--- Data to use ---
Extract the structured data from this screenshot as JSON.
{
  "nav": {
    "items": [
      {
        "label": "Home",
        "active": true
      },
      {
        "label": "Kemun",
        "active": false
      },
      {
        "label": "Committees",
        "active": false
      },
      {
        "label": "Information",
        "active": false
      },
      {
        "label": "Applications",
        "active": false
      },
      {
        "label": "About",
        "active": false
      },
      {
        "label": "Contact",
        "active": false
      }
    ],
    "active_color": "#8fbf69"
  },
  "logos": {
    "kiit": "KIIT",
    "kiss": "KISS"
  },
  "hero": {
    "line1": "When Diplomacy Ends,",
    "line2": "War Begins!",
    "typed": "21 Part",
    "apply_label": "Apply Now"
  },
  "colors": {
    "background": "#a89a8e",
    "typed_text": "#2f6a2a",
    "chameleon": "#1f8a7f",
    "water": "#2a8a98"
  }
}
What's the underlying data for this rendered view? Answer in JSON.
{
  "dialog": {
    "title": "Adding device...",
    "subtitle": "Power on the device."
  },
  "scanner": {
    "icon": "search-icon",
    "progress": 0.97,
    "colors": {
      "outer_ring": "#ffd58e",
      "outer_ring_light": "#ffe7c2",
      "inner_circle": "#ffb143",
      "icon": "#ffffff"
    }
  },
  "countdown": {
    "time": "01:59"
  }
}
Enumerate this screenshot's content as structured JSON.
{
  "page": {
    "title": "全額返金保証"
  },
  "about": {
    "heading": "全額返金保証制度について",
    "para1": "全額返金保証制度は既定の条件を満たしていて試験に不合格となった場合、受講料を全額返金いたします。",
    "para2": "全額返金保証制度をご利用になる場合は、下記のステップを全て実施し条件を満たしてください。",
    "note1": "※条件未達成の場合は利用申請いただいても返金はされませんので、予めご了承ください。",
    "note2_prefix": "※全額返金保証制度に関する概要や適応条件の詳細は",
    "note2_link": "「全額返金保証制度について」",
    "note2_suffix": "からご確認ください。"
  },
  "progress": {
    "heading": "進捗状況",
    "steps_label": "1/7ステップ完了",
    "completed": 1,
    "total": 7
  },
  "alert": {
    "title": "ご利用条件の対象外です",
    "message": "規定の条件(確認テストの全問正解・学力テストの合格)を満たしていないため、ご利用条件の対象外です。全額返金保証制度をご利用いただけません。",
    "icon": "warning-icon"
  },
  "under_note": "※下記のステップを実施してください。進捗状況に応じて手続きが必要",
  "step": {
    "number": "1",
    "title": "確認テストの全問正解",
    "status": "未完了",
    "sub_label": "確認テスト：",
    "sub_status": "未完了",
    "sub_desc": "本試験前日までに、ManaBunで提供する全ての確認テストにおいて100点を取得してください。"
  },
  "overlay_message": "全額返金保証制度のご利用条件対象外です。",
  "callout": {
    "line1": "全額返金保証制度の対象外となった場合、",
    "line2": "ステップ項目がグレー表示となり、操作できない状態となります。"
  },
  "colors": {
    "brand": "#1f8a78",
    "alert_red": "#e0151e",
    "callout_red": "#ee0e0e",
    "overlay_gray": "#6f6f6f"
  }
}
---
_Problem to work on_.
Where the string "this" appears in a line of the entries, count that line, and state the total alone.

_Answer space_.
3